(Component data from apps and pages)
- - - - - - -

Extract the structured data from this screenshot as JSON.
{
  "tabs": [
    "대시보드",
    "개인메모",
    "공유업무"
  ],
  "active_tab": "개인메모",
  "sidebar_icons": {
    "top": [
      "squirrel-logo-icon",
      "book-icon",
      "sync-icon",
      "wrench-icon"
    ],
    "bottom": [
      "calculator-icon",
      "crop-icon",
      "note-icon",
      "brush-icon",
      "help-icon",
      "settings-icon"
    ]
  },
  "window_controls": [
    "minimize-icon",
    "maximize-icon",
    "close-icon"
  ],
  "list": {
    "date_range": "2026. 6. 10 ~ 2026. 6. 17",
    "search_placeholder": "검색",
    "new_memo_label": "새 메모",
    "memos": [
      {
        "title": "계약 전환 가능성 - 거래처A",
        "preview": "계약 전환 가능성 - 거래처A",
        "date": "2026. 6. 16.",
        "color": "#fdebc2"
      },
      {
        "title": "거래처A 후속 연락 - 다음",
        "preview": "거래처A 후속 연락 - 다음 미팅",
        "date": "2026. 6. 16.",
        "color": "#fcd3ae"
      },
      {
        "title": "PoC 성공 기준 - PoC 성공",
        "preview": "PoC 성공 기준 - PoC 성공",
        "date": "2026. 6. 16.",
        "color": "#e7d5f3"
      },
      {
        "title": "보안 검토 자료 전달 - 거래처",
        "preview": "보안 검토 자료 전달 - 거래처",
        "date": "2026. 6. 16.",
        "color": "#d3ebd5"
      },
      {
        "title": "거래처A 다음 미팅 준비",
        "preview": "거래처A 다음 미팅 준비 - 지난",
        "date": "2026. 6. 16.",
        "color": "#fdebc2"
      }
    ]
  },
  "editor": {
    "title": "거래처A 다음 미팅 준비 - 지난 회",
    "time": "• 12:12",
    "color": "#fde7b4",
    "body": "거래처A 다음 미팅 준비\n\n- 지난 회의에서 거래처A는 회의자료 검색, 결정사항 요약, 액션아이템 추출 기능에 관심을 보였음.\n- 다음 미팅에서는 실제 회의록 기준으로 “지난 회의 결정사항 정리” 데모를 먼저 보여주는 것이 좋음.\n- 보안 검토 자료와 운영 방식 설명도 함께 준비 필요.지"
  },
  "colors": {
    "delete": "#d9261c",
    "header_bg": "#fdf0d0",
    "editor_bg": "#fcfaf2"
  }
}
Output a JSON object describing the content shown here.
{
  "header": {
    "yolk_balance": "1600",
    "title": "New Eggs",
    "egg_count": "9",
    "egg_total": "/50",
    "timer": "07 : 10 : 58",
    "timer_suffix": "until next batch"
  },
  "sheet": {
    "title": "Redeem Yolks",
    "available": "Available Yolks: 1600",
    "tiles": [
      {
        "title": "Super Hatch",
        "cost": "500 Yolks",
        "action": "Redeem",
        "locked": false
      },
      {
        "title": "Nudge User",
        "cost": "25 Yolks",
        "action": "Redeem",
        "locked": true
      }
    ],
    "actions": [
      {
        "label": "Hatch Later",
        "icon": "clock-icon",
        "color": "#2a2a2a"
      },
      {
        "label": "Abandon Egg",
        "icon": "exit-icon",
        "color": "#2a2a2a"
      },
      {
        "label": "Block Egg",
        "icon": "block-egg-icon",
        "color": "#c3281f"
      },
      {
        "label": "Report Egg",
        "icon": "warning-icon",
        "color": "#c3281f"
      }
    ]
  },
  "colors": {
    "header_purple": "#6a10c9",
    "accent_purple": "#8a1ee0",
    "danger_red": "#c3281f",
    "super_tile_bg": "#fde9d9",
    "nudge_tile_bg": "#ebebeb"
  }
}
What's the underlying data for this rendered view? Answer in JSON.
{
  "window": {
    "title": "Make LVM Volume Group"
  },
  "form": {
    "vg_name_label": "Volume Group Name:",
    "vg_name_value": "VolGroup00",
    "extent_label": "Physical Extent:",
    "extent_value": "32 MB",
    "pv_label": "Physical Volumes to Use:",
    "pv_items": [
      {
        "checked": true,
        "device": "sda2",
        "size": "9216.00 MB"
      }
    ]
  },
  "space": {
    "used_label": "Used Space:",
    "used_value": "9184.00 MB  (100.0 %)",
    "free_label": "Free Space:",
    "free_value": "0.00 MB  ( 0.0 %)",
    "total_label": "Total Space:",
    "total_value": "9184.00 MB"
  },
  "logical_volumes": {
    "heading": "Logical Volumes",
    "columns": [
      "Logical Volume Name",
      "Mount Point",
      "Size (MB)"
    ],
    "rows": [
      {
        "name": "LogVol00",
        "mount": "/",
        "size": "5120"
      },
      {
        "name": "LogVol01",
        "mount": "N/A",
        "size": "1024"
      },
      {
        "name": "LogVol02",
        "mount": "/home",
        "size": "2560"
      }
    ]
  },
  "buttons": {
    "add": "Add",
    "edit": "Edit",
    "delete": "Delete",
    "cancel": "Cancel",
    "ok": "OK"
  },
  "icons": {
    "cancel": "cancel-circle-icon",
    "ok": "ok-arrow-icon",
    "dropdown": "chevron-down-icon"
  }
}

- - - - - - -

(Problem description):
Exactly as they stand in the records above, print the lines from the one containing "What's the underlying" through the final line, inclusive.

(Written response):
What's the underlying data for this rendered view? Answer in JSON.
{
  "window": {
    "title": "Make LVM Volume Group"
  },
  "form": {
    "vg_name_label": "Volume Group Name:",
    "vg_name_value": "VolGroup00",
    "extent_label": "Physical Extent:",
    "extent_value": "32 MB",
    "pv_label": "Physical Volumes to Use:",
    "pv_items": [
      {
        "checked": true,
        "device": "sda2",
        "size": "9216.00 MB"
      }
    ]
  },
  "space": {
    "used_label": "Used Space:",
    "used_value": "9184.00 MB  (100.0 %)",
    "free_label": "Free Space:",
    "free_value": "0.00 MB  ( 0.0 %)",
    "total_label": "Total Space:",
    "total_value": "9184.00 MB"
  },
  "logical_volumes": {
    "heading": "Logical Volumes",
    "columns": [
      "Logical Volume Name",
      "Mount Point",
      "Size (MB)"
    ],
    "rows": [
      {
        "name": "LogVol00",
        "mount": "/",
        "size": "5120"
      },
      {
        "name": "LogVol01",
        "mount": "N/A",
        "size": "1024"
      },
      {
        "name": "LogVol02",
        "mount": "/home",
        "size": "2560"
      }
    ]
  },
  "buttons": {
    "add": "Add",
    "edit": "Edit",
    "delete": "Delete",
    "cancel": "Cancel",
    "ok": "OK"
  },
  "icons": {
    "cancel": "cancel-circle-icon",
    "ok": "ok-arrow-icon",
    "dropdown": "chevron-down-icon"
  }
}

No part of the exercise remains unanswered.